> Aim of the exercise: Look through the listing for the word "avatar". Copy each line that has it.

> Data shown:
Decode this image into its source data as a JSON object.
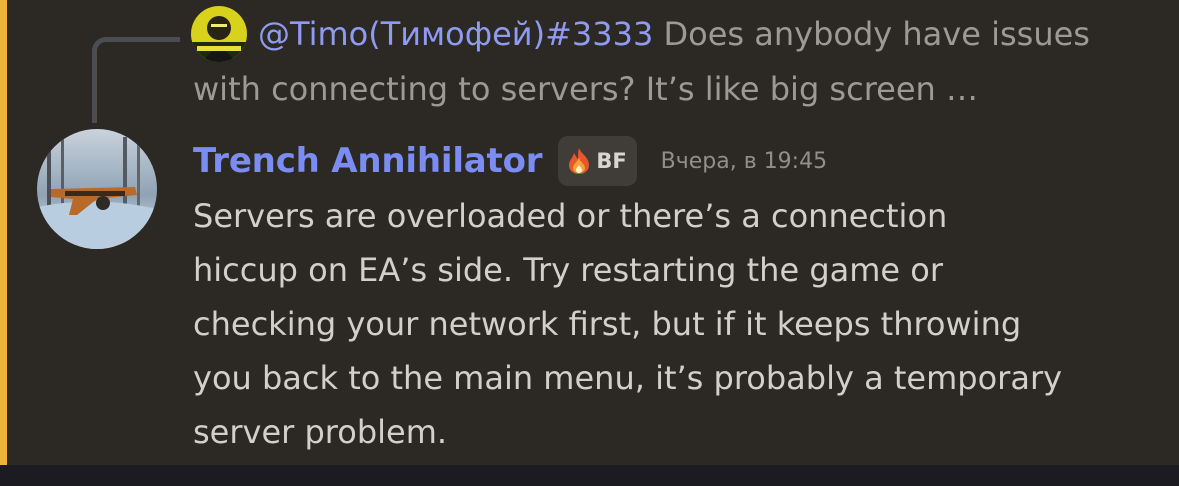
{
  "reply": {
    "author": "@Timo(Тимофей)#3333",
    "text_line1": " Does anybody have issues",
    "text_line2": "with connecting to servers? It’s like big screen …"
  },
  "message": {
    "author": "Trench Annihilator",
    "clan_tag": "BF",
    "timestamp": "Вчера, в 19:45",
    "lines": [
      "Servers are overloaded or there’s a connection",
      "hiccup on EA’s side. Try restarting the game or",
      "checking your network first, but if it keeps throwing",
      "you back to the main menu, it’s probably a temporary",
      "server problem."
    ]
  },
  "colors": {
    "background": "#2c2925",
    "accent_bar": "#f0b232",
    "reply_author": "#8f9bf0",
    "author": "#7b8df2",
    "message_text": "#d2d0cd",
    "muted_text": "#9c9a97"
  },
  "icons": {
    "reply_avatar": "cyberpunk-avatar-icon",
    "user_avatar": "tommy-gun-avatar-icon",
    "clan_badge": "flame-icon"
  }
}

> Your response:
    "reply_avatar": "cyberpunk-avatar-icon",
    "user_avatar": "tommy-gun-avatar-icon",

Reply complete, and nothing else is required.